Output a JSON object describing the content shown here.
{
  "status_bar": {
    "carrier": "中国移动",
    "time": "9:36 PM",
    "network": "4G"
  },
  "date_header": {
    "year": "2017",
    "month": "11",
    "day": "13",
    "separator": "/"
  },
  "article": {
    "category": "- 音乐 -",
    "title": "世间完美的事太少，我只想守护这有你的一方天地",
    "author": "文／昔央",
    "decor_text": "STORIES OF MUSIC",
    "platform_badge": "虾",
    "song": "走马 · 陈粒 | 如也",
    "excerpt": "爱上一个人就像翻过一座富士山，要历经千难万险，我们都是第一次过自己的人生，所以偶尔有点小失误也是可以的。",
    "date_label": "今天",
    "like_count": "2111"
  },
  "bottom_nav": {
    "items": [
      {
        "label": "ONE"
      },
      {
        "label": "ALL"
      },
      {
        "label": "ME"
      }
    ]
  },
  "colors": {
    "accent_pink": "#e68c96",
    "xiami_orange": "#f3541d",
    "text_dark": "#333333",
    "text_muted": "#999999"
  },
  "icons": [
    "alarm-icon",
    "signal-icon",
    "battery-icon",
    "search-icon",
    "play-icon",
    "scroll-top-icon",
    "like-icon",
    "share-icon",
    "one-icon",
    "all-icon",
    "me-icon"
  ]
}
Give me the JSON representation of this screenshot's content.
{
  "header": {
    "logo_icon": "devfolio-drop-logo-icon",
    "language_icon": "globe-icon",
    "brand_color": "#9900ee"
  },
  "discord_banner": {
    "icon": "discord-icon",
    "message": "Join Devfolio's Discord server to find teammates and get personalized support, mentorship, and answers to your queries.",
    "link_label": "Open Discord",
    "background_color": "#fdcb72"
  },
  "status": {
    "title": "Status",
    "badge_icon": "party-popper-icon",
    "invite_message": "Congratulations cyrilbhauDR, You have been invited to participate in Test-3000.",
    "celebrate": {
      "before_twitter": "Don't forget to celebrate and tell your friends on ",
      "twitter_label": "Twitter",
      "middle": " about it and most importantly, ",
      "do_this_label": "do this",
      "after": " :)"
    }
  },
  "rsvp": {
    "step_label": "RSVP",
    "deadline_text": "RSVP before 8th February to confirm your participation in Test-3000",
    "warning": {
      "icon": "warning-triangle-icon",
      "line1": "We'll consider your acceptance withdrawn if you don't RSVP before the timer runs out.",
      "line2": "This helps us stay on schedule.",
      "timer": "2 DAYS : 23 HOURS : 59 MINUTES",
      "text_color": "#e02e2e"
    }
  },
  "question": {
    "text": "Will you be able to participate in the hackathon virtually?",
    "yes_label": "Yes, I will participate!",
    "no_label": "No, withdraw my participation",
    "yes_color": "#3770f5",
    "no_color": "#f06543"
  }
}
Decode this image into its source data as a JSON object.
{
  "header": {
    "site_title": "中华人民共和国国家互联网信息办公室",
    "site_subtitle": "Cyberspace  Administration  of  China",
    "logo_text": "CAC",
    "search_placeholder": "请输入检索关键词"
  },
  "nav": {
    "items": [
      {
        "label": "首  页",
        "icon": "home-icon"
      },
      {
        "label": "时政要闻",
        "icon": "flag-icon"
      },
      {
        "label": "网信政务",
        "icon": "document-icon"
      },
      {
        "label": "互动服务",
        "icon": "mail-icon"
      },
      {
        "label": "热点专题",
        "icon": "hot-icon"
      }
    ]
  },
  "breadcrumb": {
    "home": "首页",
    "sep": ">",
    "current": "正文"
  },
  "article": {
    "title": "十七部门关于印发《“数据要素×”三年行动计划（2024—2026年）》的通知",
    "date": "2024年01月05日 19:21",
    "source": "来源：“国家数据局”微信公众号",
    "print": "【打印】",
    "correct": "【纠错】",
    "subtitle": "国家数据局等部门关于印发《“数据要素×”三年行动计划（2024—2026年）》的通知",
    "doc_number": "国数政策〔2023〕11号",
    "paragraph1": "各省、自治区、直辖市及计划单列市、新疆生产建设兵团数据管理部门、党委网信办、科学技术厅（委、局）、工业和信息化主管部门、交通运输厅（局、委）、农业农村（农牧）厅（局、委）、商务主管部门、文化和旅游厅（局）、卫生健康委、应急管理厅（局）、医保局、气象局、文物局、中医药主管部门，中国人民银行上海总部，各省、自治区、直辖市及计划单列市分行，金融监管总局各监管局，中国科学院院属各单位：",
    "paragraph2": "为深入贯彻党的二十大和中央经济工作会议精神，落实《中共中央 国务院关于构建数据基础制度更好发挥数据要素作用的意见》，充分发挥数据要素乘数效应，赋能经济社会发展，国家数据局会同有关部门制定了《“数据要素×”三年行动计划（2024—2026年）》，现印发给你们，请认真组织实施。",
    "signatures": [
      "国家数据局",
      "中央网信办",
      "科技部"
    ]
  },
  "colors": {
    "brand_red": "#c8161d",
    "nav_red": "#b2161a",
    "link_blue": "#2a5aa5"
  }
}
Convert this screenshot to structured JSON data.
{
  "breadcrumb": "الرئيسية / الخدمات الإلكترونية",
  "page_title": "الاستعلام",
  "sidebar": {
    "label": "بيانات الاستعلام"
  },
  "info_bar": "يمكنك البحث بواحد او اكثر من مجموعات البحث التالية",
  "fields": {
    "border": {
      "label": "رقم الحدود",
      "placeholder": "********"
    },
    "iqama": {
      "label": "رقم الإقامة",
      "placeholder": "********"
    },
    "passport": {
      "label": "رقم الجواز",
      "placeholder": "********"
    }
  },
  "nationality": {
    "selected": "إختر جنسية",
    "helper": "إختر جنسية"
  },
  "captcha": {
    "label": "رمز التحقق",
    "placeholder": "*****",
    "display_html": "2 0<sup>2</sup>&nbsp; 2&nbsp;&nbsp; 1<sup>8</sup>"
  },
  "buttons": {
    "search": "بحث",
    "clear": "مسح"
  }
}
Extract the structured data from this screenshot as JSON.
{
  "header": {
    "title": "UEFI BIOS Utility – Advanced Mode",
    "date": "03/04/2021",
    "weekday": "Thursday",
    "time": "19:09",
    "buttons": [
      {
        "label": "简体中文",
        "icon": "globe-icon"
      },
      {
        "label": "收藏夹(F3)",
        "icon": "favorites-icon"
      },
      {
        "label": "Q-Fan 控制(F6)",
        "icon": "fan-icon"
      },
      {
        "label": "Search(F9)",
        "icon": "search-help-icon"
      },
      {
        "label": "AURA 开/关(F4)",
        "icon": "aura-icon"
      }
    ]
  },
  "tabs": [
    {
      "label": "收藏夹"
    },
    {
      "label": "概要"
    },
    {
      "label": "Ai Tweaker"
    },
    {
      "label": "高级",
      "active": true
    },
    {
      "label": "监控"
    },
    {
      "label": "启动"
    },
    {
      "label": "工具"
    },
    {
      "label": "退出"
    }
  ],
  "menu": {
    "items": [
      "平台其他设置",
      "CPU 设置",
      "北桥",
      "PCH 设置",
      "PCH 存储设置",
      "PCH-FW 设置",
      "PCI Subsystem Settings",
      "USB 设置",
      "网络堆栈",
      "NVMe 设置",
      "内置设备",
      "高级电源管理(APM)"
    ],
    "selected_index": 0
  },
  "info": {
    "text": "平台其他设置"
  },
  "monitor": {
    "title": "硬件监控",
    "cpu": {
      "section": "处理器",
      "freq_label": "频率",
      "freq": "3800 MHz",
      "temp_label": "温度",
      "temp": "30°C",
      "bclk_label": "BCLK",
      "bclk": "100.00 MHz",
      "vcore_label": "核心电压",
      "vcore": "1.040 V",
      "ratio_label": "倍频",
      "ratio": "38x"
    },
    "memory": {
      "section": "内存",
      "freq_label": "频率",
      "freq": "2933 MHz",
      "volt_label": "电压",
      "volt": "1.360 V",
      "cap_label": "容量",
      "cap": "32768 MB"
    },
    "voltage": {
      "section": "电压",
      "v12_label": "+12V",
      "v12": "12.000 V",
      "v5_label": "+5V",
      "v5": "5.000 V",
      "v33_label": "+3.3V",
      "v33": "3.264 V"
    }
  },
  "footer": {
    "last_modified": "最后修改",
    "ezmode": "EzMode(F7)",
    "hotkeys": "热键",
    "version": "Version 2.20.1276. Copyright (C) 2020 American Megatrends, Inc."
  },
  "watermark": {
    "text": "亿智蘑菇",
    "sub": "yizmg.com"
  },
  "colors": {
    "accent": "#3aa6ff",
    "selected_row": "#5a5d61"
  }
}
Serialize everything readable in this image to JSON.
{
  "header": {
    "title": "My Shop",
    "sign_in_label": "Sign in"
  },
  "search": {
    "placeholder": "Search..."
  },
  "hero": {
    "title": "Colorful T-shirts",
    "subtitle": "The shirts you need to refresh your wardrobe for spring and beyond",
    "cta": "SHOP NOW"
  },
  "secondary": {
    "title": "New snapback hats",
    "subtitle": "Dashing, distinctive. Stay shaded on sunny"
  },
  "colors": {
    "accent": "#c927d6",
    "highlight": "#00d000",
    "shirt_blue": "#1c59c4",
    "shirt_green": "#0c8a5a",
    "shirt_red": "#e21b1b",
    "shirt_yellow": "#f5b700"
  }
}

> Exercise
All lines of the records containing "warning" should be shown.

> Your response
    "warning": {
      "icon": "warning-triangle-icon",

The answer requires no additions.